Unfortunately, with the exception of career fairs or other one-off events, firms like Snell & Wilmer and Bailey Kennedy have struggled to introduce underrepresented and first-generation students to careers in law. Douglas’ program aims to fix that by preparing students from those particular backgrounds for what it takes to succeed, while increasing the prospects that they’ll be admitted to, and ultimately graduate from, Boyd Law.
As much as anything, Bailey is excited that the program will introduce students to the realities of law school and beyond. Providing a glimpse into what a life in law looks like will help students avoid embarking on a career they may end up resenting, he said. Conversely, those who enjoy their experiences in the PreLaw Fellowship Program just might discover a love of law and yearn to practice it.
Marisa Rodriguez is someone who knows all about that discovery and yearning. The attorney at the Las Vegas office of Weinberg, Wheeler, Hudgins, Gunn & Dial completed her undergraduate degree at UNLV in 2004 and later got the itch to return to her alma mater to attend law school. However, faced with the daunting application process, she almost pulled the plug on the idea.
Thankfully, Rodriguez — a first-generation college and law school student — found a mentor who helped her navigate the admissions process, as well as a difficult first semester that she recalls as being “extremely intimidating.” Rodriguez ultimately persevered, earned her juris doctor from Boyd in 2013, and today is president of the Las Vegas Latino Bar Association.

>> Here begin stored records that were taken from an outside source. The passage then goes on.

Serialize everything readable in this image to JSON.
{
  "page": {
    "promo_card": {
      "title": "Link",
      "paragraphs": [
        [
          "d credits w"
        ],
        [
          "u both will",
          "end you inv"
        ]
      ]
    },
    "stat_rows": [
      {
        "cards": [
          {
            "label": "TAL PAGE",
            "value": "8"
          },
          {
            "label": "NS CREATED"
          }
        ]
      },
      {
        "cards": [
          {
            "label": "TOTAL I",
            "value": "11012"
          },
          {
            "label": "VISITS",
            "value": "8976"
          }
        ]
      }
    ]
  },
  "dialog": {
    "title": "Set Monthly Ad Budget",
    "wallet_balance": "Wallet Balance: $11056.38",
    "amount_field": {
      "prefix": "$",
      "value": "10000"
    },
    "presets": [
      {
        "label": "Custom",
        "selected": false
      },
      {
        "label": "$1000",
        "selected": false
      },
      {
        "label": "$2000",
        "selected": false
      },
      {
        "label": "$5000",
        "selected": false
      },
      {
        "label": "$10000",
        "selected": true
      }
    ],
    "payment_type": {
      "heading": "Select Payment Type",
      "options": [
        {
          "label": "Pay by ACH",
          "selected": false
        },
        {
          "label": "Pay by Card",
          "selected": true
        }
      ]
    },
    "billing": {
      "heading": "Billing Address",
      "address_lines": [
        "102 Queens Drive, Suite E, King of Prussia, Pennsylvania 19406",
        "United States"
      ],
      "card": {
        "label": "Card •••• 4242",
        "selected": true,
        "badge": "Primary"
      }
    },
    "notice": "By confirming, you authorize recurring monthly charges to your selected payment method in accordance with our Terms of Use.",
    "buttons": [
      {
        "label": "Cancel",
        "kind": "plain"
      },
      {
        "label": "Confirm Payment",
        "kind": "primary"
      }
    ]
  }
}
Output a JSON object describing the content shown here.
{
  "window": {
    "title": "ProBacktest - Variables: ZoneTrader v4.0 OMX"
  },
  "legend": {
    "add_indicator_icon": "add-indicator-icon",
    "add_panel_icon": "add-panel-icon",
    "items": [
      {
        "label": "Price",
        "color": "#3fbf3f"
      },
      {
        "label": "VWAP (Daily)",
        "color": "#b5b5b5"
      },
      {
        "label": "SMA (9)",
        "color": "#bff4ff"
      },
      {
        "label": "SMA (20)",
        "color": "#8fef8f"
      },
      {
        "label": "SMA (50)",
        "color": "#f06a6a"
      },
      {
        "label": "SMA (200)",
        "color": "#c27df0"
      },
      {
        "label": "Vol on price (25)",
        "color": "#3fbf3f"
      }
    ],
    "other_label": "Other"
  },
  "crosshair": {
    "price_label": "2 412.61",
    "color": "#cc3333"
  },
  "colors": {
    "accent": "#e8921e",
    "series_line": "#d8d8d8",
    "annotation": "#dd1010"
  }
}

“Had I had exposure to law school through a fellowship like this one, I would have prepared better for the LSAT, and I would have performed better my first semester,” Rodriguez said.
Through Rodriguez’s encouragement, the firm for which she works has also agreed to sponsor a fellow. Not only is Rodriguez proud of that decision, she’s eager to lend a helping hand as a member of the fellowship’s advisory board. “I am grateful to my mentor and feel a sense of duty to help others who may be in the same situation as I was,” she said. “I believe this program will open the law school doors to many who may not have otherwise pursued a legal career.”
That’s certainly the goal for Douglas, who has another message he wants to impart to young people in a state that has grown immensely in the last three decades, yet in many ways still operates just as it did a century ago. It’s a place where you can still get face time with your elected officials, interact with them, and network for future job prospects in ways that you can’t do in larger, more populous cities and states.
“Nevada still is a land of opportunity,” Douglas said. “And tomorrow’s future is today’s opportunity. This [program] is about creating opportunities for kids and showing them the possibilities. We can’t make everyone go to law school, nor is that the intent of this program. … But for some, law school is something they’ve never thought about. Nobody in the family, nobody they know, is a lawyer.”
But that soon will change, as a diverse group of high school and college students with a thirst for learning the law will have the opportunity to gain access to a man whose depth and breadth of legal knowledge is second to none — a man who has become the mentor he never had.